> **REQUIREMENT**
Every line of the entries below that mentions "Store" is to be copied out.

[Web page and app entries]

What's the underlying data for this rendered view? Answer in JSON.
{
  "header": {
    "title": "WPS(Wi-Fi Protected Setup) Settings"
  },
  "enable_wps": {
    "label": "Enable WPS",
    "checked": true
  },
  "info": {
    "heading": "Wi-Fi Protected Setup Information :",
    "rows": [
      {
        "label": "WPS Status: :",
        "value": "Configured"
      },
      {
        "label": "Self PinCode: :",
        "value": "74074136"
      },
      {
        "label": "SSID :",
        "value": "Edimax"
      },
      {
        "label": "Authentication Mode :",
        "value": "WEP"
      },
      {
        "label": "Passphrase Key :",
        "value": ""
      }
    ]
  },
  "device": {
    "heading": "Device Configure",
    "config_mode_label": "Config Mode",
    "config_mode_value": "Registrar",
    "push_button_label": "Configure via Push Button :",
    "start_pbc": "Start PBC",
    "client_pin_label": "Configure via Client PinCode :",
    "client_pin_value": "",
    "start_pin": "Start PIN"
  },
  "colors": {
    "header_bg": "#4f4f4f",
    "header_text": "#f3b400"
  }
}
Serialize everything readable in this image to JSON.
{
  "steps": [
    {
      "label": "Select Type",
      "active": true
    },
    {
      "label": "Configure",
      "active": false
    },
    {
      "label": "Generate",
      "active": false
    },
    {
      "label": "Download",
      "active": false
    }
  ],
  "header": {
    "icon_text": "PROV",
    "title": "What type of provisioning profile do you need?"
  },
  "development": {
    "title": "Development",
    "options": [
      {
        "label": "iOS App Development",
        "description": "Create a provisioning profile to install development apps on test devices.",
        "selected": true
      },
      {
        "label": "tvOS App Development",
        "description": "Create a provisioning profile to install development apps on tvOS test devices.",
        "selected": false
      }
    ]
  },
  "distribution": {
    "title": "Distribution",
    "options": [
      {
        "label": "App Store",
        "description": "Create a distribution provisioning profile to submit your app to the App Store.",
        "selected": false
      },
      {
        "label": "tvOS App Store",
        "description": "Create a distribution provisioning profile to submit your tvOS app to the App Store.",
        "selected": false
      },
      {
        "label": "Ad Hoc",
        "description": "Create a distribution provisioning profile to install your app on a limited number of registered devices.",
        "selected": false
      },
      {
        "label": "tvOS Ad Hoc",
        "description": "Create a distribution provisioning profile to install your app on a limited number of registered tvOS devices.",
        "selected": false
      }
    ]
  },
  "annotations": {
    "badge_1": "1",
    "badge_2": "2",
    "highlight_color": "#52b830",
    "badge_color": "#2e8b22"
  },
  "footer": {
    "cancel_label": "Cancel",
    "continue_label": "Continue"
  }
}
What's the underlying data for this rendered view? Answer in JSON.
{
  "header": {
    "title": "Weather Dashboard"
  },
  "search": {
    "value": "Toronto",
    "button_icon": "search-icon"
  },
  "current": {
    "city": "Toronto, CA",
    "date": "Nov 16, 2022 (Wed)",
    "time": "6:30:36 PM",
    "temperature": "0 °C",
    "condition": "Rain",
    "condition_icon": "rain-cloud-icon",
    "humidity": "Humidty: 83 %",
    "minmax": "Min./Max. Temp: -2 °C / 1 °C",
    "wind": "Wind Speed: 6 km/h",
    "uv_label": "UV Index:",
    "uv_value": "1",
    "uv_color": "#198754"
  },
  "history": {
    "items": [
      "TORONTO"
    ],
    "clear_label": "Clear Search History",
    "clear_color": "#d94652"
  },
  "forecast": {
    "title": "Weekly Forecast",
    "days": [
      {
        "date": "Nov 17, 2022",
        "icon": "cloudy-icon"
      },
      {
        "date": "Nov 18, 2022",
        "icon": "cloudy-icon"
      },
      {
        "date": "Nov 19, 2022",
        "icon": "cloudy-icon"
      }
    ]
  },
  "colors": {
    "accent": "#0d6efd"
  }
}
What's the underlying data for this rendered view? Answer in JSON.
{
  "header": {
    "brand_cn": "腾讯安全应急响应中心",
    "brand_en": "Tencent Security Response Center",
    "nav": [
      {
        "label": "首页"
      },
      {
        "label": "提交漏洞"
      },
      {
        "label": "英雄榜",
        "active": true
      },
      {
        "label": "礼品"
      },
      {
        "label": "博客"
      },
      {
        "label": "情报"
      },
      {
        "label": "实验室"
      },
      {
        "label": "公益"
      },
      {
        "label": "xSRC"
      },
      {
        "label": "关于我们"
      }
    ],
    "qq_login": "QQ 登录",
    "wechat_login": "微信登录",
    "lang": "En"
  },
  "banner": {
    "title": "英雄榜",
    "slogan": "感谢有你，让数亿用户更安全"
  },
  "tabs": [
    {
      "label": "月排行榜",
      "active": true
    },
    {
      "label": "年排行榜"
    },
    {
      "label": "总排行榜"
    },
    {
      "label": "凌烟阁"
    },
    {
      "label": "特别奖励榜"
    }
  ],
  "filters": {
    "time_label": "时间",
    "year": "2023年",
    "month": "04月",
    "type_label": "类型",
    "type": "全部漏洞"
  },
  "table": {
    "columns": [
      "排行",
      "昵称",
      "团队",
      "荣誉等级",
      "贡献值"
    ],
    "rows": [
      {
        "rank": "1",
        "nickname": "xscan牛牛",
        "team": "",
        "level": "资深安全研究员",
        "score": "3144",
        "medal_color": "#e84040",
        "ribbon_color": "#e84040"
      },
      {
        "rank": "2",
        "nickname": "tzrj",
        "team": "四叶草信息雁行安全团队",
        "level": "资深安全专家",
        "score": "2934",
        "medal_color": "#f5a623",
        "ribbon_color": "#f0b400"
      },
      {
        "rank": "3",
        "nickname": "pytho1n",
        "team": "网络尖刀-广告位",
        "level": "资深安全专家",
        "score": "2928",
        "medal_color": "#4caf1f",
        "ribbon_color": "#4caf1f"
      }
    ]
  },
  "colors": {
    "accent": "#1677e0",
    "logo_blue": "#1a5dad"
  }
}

> **RESULT OF THIS EXERCISE**
        "label": "App Store",
        "description": "Create a distribution provisioning profile to submit your app to the App Store.",
        "label": "tvOS App Store",
        "description": "Create a distribution provisioning profile to submit your tvOS app to the App Store.",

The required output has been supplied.